Some regions of the world are synonymous with a specific industry, and even a specific trade show that defines the city as the hub of that industry over time. If North American auto culture takes influence from the likes of the Detroit Auto show, European food and hospitality culture takes influence from both of Milan’s two trade shows, TUTTOFOOD and HostMilano.  TUTTOFOOD is the B2B event for the entire agri-food ecosystem, and HostMilano the world trade fair dedicated to catering and hospitality. Historically these sprawling trade shows have two dedicated time frames in which they take place throughout the year.

For the first time in 2021, after closures, cancellations, and isolations stemming from the past 18 months, these two trade shows have joined forces and are presenting themselves as united and condensed for the restart of the global agri-food and hospitality industry. In case you’re wondering, what defines “global,” HostMilano 2021 featured 1,344 brands from 43 countries and TUTTOFOOD 1,421 brands from 31 countries.

It would be easy to attend trade shows like this and become overwhelmed with the individual brands trying to strike business deals for a broader presence. But there’s more to be observed at these trade shows than just the vendors, products, and ambassadors. This is the heart of agri-food culture; this is the heart of the spirit of hospitality. And the united energy and enthusiasm for this industry is undeniable and beautiful. There are emergent themes that I believe came from 18 months of devastation, and the essence of human ingenuity to see the food and hospitality industry demonstrate its resilience by projecting itself into the future.
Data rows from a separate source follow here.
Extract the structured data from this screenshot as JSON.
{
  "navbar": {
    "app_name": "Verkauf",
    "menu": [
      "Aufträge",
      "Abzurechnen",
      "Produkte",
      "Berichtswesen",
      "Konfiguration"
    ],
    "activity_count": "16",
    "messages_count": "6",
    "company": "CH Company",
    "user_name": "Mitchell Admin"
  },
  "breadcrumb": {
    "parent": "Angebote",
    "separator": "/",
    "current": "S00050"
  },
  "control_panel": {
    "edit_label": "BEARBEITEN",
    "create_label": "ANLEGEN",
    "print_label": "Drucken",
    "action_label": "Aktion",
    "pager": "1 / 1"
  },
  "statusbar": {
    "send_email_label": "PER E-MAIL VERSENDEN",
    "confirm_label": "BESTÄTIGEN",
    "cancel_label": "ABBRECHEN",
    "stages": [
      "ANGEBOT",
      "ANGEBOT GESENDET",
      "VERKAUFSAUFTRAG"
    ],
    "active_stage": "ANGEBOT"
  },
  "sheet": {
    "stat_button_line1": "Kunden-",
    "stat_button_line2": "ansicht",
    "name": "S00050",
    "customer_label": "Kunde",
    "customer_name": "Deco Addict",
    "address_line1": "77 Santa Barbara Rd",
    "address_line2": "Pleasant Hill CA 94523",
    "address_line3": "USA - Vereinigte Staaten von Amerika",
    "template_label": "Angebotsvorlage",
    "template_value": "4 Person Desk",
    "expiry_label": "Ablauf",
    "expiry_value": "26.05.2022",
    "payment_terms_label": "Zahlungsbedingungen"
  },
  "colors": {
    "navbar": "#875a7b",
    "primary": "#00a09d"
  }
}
From the moment the show began featuring a panel of international delegates reflecting leadership of these industries, it became immediately apparent that values and purpose were the driving forces behind both shows and behind their joining forces.


I was here in 2017, and while sustainability was present, it was a sub brand of the major areas. This year, sustainability was the theme. It has risen so high on the agenda that it defines the theme.


Of the delegates present for both, industry leaders, community activists all spoke of collaboration; that we truly are united when working together and leveraging.  Considering the number of brands, leading with collaboration is remarkable.


Made in Italy vs. Italian-sounding, pride in place, taste of place, vs. Italian-sounding products which are a result of commercialization.  In the sea of sameness, authenticity remerges.


After observing merging trends from both shows, it was clear to me that these trends were a direct result of a change in the business practices of the agri-food and hospitality industry. Unlike previous years where trends were opportunities to harness more business from a short-term fad based on a niche market influencer, this year it was clear that the theme of what difference is being made by these trends was driving manufacturers and buyers who will both go on to make an indelible mark in a post-pandemic industry that will never be the same.

Sustainability Through Technology

Operators have long been presented technology solutions such as POS systems and other computer software promising results from cost savings to efficient operations. One of the most promising trends was seeing technology applied to sustainability.

These included:

  • Smart foodservice equipment blending technology within the cooking equipment
  • Digitizing the supply chain
  • Energy saving equipment designed to advance environmental sustainability

Plants, Plants, Plants

Whether driven by mindful consumers or strategic operators, people are getting more behind plant-based products because their production is less damaging on the environment. Now that plant-based menus have demonstrated consistent taste and texture, foodservice professionals at both shows were lined up to experience the next wave in plant-based options. These included:

  • Plant-based meat
  • Plant proteins
  • Plant fibre packaging

The Take-away Takeaway

Pre-pandemic the world of home meal replacements was substantial but not table stakes for the modern hospitality operation. We’ve seen the proliferation of gourmet level take-away menu options from restaurants, grocery stores and meal delivery companies.  Takeaway occupied a significant space at both shows.

Highlights included:

  • Processing
  • Packaging
  • Production

In Retrospect

What can Canada learn from TUTTOFOOD and HostMilano 2021? The pressures of the pandemic forced operators to adapt to changing consumer demands the same way the pressures of a big game motivate an athlete to rise to the occasion. It would seem the force of industry managed to innovate and make the most out of the changing eating and drinking habits. This doesn’t mean out with the old and in with the new. It means the old world is learning new tricks.  And collaborating.  And the new world can benefit. If I was making a bold prediction for the coming year, I would say we will see more operators blending values with innovation and consumers responding with appreciation and loyalty.